If you are an experienced leader, you know that planning ahead is the first step in any successful business strategy. However, in a crisis, planning ahead is a liability since everything will be constantly changing. If you were to try and plan ahead, your plans would likely become obsolete as fast as you could produce them, making them a huge waste of time.
At the same time, you can’t operate without a plan. What is the solution?
Crisis management requires you to use time dilation in your planning. You want to start planning in very short term increments and expanding that planning timeline as the crisis settles and things become stable enough to plan farther in advance.
Time dilation in planning might proceed as follows:
When the crisis first hits, you abandon your old plan and focus on trying to get your bearings. What metrics can you trust? What fundamentals still hold true? As you find those foundational elements you begin to plan a month in advance, waiting for more information about how the crisis will play out. At some point the market will stabilize (but not recover) so you can plan for the next quarter. Eventually, the market will begin to recover and you can begin to plan a year in advance again.
Note that it’s not clear how long it takes to transition from one mode of planning to another, that will depend on your business and the nature of the crisis. Some crises last days, while the Coronavirus crisis promises to last many quarters. In the early days of the crisis, the crisis management plans you have will not be reliable as it can be hard to plan even just a month in advance. The best sign that you are ready to transition from one mode to another is that your plans are becoming more and more reliable, as that means the market is stabilizing in ways you can plan around.
Because long term planning is so fundamental to companies, it can be tempting to try and revert back into long term planning mode too quickly. It feels more natural to follow old habits, so it’s natural to try and push things back to the way they were. This is dangerous since it means you aren’t following the data, and in doing so likely risking more mistakes and more time wasted.
Planning is more of an art than a science, so you will need to trust your experience and the early indicators you identify in your data to know when to make the right planning transitions.
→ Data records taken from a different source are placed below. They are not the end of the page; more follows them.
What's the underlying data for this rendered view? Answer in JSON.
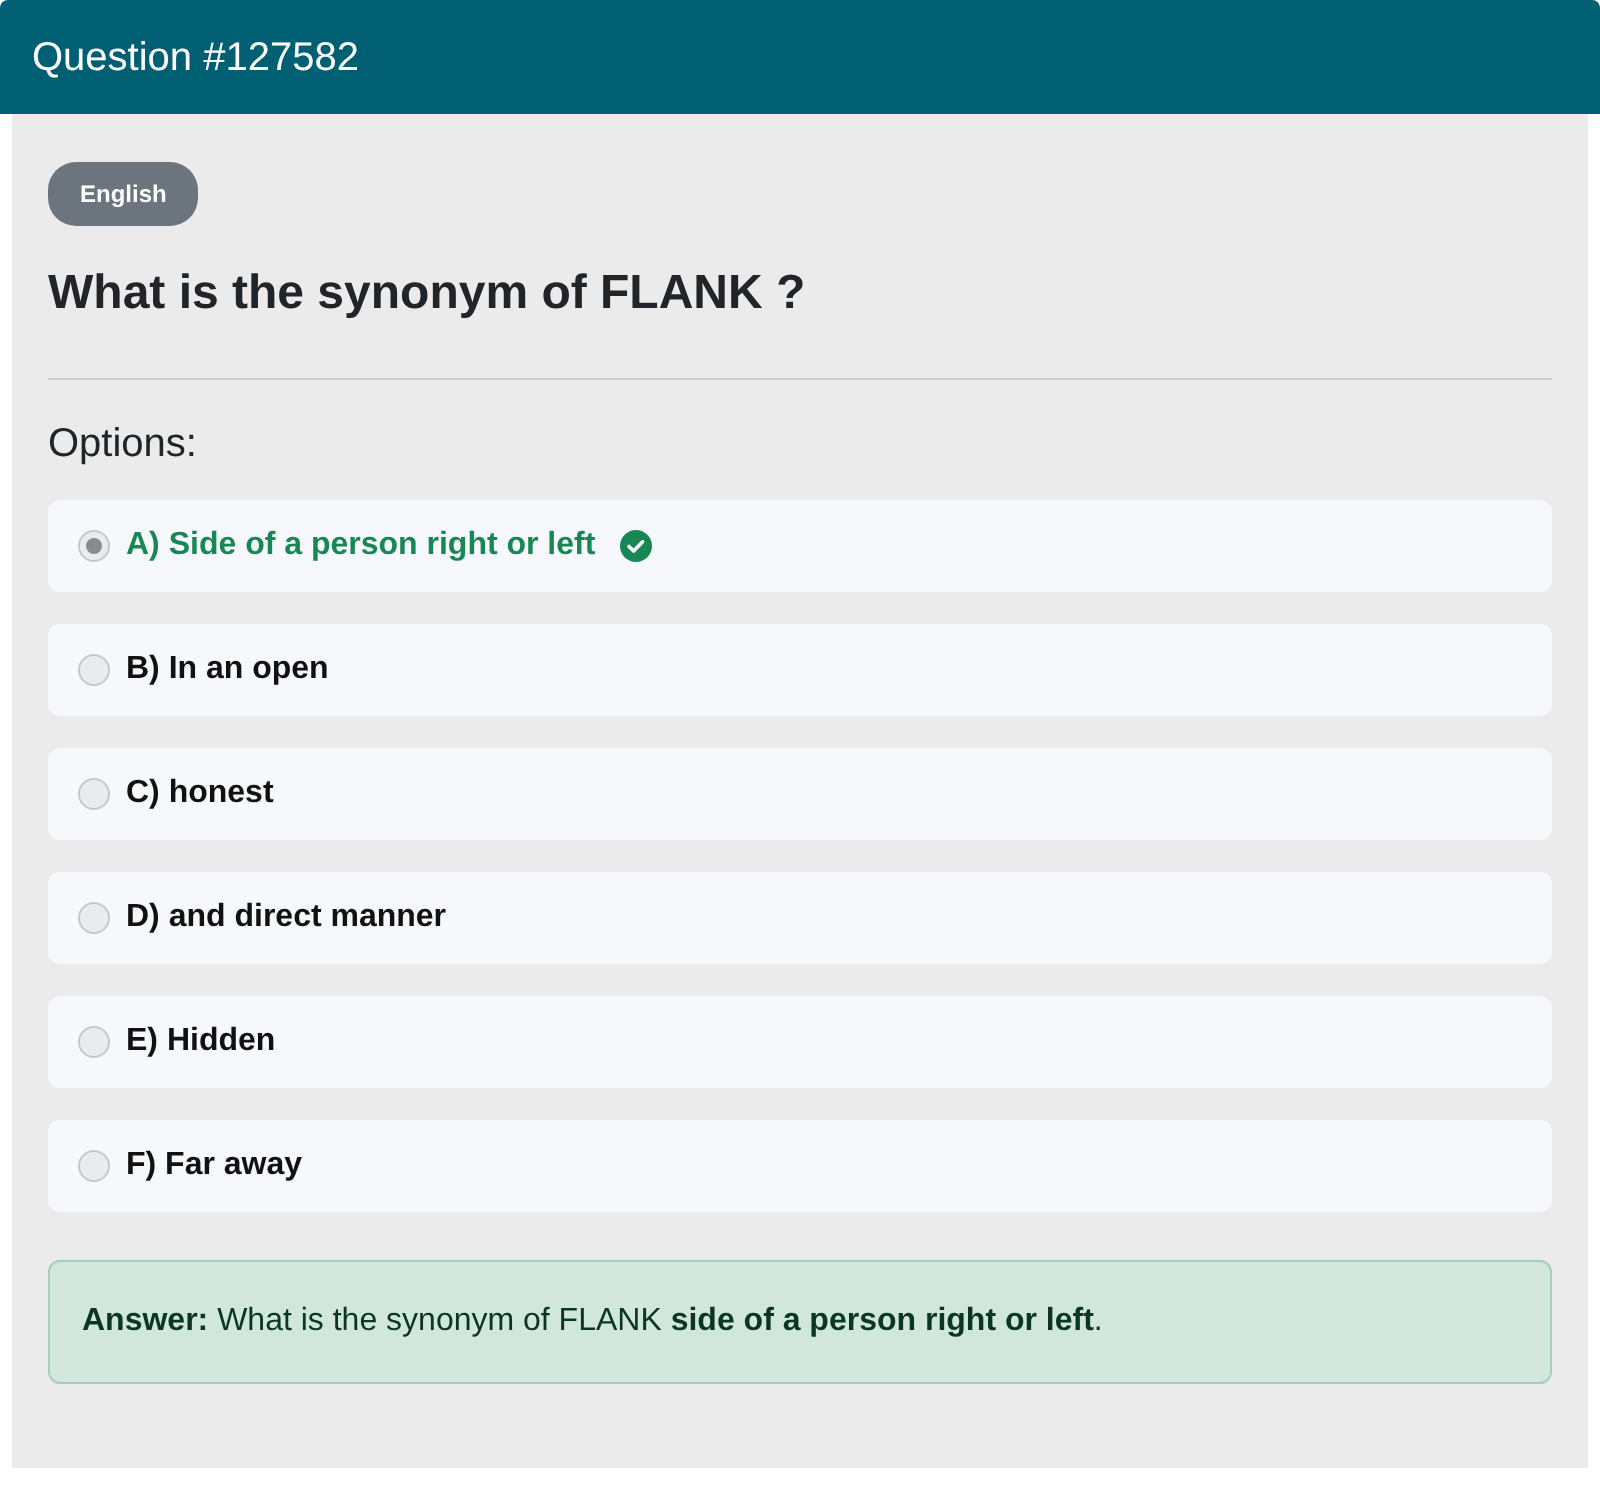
{
  "header": {
    "title": "Question #127582"
  },
  "badge": "English",
  "question": "What is the synonym of FLANK ?",
  "options_heading": "Options:",
  "options": [
    {
      "label": "A) Side of a person right or left",
      "selected": true,
      "correct": true
    },
    {
      "label": "B) In an open",
      "selected": false,
      "correct": false
    },
    {
      "label": "C) honest",
      "selected": false,
      "correct": false
    },
    {
      "label": "D) and direct manner",
      "selected": false,
      "correct": false
    },
    {
      "label": "E) Hidden",
      "selected": false,
      "correct": false
    },
    {
      "label": "F) Far away",
      "selected": false,
      "correct": false
    }
  ],
  "answer": "**Answer:** What is the synonym of FLANK **side of a person right or left**."
}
Quote of the Day: “Tactics is knowing what to do when there is something to do; strategy is knowing what to do when there is nothing to do.” – Savielly Tartakower